*PROMPT*.
Below are some records; copy each line in them that contains "CIENCIA".

Start of THE DATA

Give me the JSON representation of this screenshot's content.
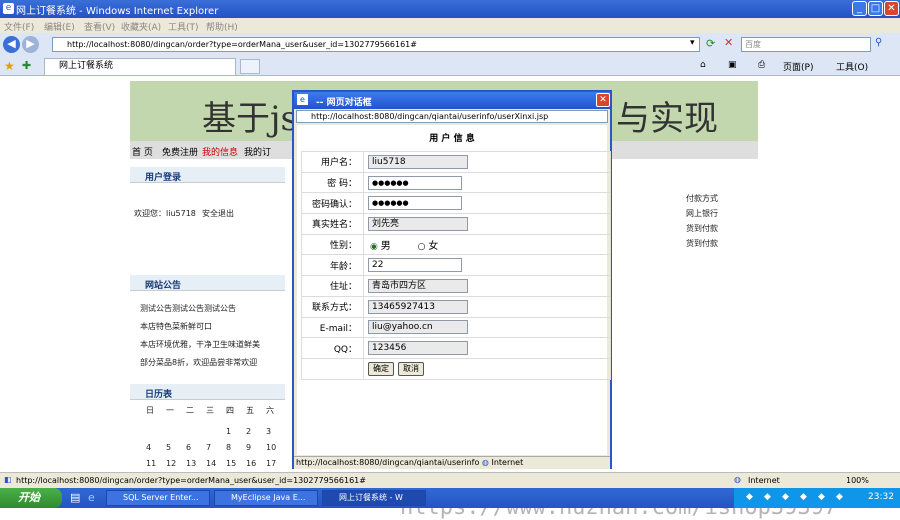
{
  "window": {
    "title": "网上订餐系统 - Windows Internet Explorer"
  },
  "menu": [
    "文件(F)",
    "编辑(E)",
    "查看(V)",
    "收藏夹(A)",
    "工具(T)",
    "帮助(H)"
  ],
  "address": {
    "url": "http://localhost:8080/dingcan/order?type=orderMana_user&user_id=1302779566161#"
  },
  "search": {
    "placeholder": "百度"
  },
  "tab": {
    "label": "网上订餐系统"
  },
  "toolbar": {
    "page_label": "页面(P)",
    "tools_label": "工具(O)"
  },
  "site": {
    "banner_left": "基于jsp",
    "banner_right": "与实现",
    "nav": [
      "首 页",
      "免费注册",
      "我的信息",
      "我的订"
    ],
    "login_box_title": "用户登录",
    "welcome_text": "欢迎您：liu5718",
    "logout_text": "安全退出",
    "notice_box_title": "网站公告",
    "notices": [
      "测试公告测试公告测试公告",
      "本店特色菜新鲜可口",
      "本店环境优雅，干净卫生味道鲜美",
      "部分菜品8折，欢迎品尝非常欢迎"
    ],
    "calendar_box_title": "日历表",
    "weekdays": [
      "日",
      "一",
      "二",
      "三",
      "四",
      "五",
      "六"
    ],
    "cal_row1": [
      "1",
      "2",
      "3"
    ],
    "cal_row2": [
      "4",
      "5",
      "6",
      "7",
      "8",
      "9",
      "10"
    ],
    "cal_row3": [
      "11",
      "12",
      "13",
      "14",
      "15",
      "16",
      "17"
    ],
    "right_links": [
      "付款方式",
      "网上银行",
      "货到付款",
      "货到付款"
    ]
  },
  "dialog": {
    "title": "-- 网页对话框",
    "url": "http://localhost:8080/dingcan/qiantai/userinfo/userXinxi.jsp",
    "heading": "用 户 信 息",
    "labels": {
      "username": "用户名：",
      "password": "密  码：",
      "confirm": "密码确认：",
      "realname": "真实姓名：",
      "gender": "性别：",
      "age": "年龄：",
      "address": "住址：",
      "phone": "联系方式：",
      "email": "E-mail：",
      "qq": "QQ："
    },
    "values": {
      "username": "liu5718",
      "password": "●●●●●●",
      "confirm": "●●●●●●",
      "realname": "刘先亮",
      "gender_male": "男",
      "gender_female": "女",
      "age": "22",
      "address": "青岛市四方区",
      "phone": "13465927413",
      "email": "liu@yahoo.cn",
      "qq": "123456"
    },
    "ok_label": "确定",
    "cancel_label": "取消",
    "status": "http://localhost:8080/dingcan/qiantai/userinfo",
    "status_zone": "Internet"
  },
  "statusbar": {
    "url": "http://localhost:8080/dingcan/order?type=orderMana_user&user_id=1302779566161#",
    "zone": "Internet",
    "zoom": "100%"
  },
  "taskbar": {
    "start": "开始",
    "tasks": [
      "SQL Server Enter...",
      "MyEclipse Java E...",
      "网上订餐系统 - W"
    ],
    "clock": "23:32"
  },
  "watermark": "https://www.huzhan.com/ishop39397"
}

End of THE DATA
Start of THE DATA

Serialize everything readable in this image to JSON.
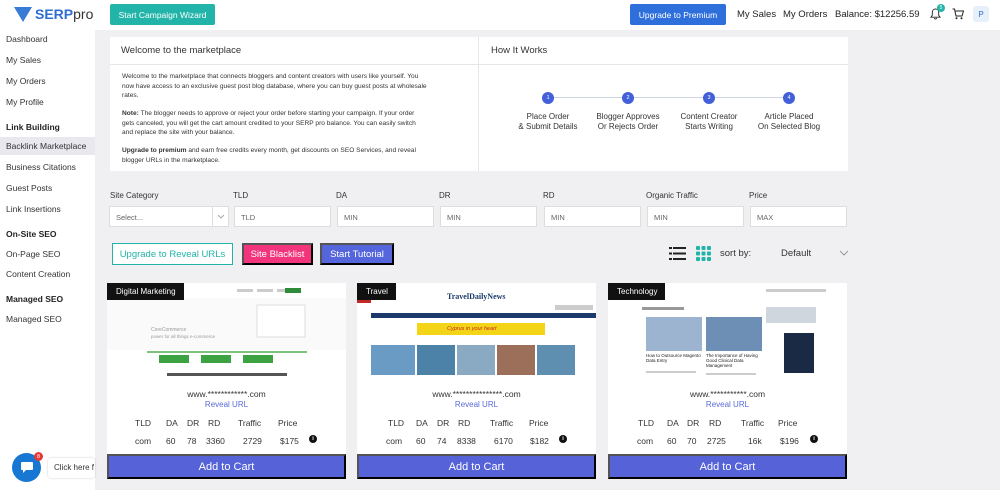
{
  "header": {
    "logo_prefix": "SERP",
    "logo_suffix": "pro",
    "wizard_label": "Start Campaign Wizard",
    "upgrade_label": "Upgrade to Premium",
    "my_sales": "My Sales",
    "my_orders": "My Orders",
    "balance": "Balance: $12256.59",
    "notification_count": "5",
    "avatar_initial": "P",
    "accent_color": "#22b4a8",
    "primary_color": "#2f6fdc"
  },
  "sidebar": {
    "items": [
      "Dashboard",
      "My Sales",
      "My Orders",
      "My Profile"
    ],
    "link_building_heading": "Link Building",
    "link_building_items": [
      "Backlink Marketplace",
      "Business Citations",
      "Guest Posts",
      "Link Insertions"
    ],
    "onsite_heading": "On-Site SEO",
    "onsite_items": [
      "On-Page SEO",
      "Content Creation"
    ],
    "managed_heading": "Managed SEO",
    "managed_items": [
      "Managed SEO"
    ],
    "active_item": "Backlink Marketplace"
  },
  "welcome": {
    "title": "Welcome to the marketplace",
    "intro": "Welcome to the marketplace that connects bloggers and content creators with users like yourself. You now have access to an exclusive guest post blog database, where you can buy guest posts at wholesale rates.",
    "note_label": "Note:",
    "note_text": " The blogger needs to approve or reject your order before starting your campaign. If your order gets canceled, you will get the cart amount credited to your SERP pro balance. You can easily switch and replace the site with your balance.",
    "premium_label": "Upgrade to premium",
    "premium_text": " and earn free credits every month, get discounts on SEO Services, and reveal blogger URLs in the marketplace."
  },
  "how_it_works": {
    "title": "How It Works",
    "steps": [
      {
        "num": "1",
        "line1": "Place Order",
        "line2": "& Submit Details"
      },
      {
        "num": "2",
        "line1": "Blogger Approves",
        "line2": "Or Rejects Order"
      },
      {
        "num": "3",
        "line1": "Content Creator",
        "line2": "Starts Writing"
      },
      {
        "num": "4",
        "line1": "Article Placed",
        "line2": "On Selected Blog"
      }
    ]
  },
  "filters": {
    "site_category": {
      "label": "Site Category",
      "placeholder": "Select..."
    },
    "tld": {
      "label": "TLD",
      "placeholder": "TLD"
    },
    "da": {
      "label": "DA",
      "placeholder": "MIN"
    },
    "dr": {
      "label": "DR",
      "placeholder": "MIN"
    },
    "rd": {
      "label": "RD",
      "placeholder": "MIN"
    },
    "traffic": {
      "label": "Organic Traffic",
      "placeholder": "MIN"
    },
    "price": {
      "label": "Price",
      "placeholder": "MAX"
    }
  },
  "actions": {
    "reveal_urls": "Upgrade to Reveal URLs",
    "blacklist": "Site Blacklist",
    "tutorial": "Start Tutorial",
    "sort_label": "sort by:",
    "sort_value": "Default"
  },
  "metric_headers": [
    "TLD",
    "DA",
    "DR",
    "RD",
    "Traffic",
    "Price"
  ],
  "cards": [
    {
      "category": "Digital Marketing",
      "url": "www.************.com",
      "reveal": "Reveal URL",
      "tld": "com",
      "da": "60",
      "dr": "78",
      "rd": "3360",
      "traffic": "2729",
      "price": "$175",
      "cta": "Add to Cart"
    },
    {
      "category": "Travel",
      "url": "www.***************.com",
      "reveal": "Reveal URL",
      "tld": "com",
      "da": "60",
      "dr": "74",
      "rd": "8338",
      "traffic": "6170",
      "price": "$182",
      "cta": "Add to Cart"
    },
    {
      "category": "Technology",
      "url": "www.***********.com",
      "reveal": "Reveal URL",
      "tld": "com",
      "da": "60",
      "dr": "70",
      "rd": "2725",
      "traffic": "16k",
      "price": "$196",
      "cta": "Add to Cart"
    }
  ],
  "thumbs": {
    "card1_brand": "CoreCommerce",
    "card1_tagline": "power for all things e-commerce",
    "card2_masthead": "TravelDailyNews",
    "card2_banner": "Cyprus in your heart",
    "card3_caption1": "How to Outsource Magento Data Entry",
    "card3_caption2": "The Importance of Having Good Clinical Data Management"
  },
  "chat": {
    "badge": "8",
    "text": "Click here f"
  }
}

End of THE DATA
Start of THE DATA

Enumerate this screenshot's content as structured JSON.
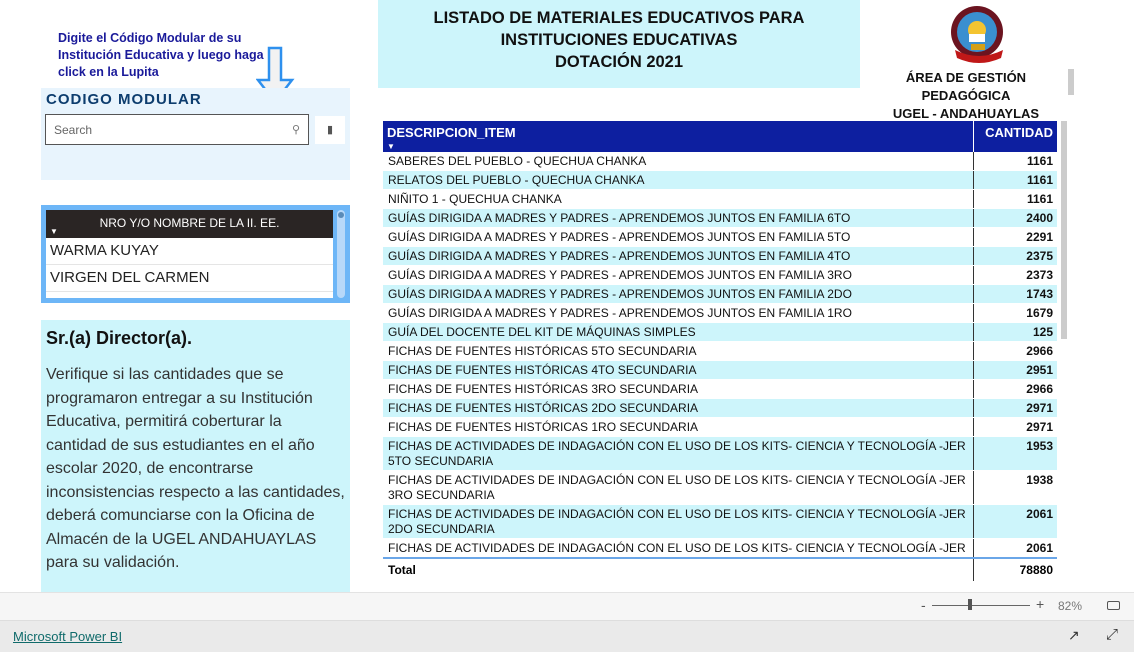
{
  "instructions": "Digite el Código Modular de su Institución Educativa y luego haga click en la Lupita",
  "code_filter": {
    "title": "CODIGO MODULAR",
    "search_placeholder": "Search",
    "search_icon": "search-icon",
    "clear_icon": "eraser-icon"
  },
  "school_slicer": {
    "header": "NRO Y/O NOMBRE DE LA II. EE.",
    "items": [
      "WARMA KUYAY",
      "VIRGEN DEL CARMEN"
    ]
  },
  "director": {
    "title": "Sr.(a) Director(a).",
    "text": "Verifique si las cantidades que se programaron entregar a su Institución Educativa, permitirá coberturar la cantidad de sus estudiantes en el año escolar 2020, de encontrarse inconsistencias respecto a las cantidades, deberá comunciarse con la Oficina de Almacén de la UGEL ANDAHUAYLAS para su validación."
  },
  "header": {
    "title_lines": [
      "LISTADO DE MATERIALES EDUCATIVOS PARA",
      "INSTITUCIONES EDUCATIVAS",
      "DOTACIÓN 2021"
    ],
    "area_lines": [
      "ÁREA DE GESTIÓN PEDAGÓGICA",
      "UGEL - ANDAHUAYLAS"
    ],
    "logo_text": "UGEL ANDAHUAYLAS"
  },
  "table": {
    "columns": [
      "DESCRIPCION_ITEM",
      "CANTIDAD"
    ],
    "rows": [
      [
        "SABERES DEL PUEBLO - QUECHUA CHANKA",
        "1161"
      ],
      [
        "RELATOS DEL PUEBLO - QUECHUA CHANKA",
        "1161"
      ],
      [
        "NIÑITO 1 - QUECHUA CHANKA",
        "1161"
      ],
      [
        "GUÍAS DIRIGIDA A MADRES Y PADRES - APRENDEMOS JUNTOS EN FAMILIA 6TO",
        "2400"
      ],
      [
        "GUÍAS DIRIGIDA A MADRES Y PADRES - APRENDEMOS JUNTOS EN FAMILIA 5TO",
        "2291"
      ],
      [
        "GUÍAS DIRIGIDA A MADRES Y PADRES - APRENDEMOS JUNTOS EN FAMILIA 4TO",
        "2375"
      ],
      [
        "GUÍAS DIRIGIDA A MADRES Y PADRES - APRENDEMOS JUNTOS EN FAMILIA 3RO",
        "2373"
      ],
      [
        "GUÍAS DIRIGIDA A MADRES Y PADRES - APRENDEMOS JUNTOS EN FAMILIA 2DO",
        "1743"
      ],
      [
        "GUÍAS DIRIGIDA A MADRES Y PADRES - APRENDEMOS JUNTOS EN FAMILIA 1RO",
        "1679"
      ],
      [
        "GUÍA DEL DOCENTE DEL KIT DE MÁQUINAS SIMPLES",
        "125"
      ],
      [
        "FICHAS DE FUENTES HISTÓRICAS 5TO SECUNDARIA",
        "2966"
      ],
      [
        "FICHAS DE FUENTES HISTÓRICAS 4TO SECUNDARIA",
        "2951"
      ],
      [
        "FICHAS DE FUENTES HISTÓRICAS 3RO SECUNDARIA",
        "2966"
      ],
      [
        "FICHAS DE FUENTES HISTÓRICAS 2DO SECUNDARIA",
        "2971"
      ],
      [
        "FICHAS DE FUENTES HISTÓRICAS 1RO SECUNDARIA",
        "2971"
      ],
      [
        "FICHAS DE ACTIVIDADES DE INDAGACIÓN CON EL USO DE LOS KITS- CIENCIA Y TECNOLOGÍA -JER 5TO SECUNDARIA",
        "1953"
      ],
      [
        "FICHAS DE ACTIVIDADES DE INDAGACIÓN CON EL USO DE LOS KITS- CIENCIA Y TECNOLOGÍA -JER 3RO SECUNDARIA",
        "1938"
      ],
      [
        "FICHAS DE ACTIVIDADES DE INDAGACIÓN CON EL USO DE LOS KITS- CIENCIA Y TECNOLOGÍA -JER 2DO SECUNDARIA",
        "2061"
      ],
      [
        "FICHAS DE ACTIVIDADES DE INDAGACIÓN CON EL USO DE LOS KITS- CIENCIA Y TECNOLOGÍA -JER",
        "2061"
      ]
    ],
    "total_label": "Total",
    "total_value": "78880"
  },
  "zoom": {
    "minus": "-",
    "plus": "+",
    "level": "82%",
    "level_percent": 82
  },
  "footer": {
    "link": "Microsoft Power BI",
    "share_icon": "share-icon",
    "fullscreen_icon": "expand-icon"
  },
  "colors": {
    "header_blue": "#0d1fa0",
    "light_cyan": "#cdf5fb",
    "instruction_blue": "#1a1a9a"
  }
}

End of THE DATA

*EXERCISE RESULT*.
        "FICHAS DE ACTIVIDADES DE INDAGACIÓN CON EL USO DE LOS KITS- CIENCIA Y TECNOLOGÍA -JER 5TO SECUNDARIA",
        "FICHAS DE ACTIVIDADES DE INDAGACIÓN CON EL USO DE LOS KITS- CIENCIA Y TECNOLOGÍA -JER 3RO SECUNDARIA",
        "FICHAS DE ACTIVIDADES DE INDAGACIÓN CON EL USO DE LOS KITS- CIENCIA Y TECNOLOGÍA -JER 2DO SECUNDARIA",
        "FICHAS DE ACTIVIDADES DE INDAGACIÓN CON EL USO DE LOS KITS- CIENCIA Y TECNOLOGÍA -JER",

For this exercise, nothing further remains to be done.